  10. Research is showing that time on the smart phone can interrupt sleep patterns and that we tend to sleep less when we spend a lot of time looking at the little screen. Think of how effective we can be if we only get four hours of sleep each night.

Thanks iPhone, the world has changed in so many ways since you arrived. I am as guilty as anyone; I can’t live without you. Like the rest of the world, I am addicted to having you in my life. I look forward to more years together. Happy birthday and many happy returns.

Lego, Meet Atari

Posted by Richard Moran.

It was a big headline: Lego Will Cut 1,400 Jobs as Profit Dips, Despite Big-Screen Heroics. What?

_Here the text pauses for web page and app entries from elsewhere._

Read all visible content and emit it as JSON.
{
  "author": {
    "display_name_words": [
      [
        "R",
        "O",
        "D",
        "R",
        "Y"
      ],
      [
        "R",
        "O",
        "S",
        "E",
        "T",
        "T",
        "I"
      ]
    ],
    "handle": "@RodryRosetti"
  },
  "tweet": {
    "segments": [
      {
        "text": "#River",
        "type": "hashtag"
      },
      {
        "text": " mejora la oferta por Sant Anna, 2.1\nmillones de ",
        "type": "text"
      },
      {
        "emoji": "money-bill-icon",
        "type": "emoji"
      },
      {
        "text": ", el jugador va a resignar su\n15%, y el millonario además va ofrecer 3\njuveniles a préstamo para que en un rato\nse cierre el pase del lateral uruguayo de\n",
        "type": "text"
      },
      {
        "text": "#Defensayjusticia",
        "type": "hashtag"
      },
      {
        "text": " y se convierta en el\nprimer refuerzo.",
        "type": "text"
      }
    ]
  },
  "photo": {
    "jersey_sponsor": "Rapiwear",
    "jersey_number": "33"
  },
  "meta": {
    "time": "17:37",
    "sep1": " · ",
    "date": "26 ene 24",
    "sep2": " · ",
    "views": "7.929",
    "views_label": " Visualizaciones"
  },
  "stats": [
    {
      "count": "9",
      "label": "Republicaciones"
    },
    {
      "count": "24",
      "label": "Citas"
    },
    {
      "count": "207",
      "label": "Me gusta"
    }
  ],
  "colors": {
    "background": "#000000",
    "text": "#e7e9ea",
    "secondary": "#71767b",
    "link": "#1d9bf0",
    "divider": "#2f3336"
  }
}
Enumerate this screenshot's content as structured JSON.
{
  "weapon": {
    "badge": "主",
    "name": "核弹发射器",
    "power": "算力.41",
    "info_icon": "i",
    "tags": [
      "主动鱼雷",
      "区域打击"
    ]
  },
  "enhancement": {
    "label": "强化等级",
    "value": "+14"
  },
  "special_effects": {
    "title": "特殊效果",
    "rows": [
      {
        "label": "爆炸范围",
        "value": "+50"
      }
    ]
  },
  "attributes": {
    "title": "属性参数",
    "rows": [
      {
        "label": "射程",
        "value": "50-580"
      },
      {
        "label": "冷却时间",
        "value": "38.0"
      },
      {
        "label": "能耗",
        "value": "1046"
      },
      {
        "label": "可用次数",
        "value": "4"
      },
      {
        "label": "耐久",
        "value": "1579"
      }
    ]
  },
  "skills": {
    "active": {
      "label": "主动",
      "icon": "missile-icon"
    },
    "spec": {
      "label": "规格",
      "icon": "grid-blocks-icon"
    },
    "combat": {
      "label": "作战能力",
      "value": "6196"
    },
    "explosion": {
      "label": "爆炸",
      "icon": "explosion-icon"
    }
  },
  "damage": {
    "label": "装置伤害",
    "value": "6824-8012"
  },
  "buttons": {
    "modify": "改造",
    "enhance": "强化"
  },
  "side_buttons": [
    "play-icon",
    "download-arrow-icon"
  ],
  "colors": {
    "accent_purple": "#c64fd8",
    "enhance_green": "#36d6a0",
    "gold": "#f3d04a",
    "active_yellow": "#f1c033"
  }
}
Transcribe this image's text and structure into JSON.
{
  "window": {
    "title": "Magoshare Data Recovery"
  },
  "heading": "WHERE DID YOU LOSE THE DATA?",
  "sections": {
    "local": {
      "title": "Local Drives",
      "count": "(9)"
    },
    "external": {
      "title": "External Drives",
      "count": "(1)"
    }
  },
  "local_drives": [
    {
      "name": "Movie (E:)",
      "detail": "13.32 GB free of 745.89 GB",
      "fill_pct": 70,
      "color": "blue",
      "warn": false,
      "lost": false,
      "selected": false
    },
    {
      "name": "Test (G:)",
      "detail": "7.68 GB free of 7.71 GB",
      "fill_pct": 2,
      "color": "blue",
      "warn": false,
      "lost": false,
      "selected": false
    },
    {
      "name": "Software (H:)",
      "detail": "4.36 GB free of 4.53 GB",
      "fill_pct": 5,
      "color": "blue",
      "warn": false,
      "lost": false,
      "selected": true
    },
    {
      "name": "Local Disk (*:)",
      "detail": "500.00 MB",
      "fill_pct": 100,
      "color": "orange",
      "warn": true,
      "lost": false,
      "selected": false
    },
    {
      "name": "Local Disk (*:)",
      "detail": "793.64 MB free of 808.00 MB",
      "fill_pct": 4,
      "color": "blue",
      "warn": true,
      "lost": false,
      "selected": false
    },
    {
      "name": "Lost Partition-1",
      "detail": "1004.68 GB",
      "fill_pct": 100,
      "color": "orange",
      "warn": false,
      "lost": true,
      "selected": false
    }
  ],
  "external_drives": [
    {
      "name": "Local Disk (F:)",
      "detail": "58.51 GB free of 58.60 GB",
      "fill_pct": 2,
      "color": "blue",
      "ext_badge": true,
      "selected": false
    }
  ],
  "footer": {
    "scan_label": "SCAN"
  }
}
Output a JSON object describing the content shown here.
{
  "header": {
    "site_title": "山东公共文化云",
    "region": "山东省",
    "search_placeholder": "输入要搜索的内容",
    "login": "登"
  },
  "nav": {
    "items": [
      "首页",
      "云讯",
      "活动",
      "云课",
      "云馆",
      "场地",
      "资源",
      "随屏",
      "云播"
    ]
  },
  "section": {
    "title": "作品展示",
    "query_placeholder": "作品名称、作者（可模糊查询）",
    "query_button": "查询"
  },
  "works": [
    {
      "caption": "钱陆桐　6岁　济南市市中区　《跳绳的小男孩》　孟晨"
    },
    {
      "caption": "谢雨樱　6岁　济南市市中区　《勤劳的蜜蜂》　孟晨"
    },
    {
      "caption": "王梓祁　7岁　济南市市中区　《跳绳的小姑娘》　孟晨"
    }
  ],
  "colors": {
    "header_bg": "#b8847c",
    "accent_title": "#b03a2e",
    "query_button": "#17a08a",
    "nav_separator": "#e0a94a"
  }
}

I thought Lego was one of the hottest companies around?

The most recent earnings report revealed the company is facing an increasingly competitive landscape because more children are using mobile devices for entertainment, even very small children. Lego, take note, there could be a parable in the form of Centipede and Space Invaders.

In the early 1980’s Atari employed thousands of people, including me. The young Steve Jobs and Steve Wozniak were there too. (Steve and Woz soon left to pursue other opportunities.) It was the dawn of civilization as we now know it.  It was exciting.  We ruled the world. The slogan for the Company was “The Future Is Here”. People who were born long after Atari was at its pinnacle think it’s a cool company and wish they had the opportunity to work there. But where is Atari today?

The history of the Company is well documented. Like an asteroid, it burned brightly and then crashed and burned. What was once dominant is now a footnote in the history of Silicon Valley. Atari products are now retro and the currency of eBay.

What happened? Lessons for other organizations to learn are clear, including: competitors will surround any “disruptive” company; and, basic business principles still matter. Principles like developing a clear plan, building an efficient organization chart and putting controls in place were all missing at Atari. I saw the void at the time although, like pretty much everyone else, I never spoke up.

The lessons for individuals are just as important. Lego people (real ones) should take note. But anyone at any “hot” company should pay attention. Nothing lasts, so think of the lessons in the form of some of those classic games.

  • Brands are sensitive. At one time Atari was one of the top brands in the world rivaling Pepsi and Coke and it disappeared. Like Atari, your personal brand can change quickly through a few missteps. Get drunk at the holiday party?  Watch your brand. Miss the deadline? You hurt your brand. You get the idea.
  • Momentum matters. Atari was the hottest company in the world. It had momentum but after a series of bad results, the momentum switched into the negative. Even if you feel like you are on a roll, your career momentum can go negative too. Know which way you momentum is going and make sure it’s on the positive side. Sometimes the game just goes your way, sometimes it is over before it starts.
  • Past success is in the past. Don’t dwell on what you used to do or be. The video game hits Atari had didn’t matter after a short while and the same is true for you. What you used to be or used to do is not as important as what you can do now. Don’t think you are invincible based on who you used to be.
  • Relationships matter. Even though Atari as a business went into the ditch what survived were the relationships. My Centipede and Donkey Kong games are long gone but many of the people that I met there all those years ago are still friends and colleagues. Regardless of the situation in any organization, relationships matter.

Admit it, your favorite video games are still Space Invaders or Ms. Pac Man.  Admit it, you still have the first castle you created with Legos. Admit it, Atari still matters because there are so many lessons to be learned from that pioneer of technology.

The world today is loaded with hot companies, including Lego. All of them are fragile and all of them offer personal lessons that apply to your career. Keep playing with those Legos but every once in a while break out Missile Command or Yars’ Revenge for reminders.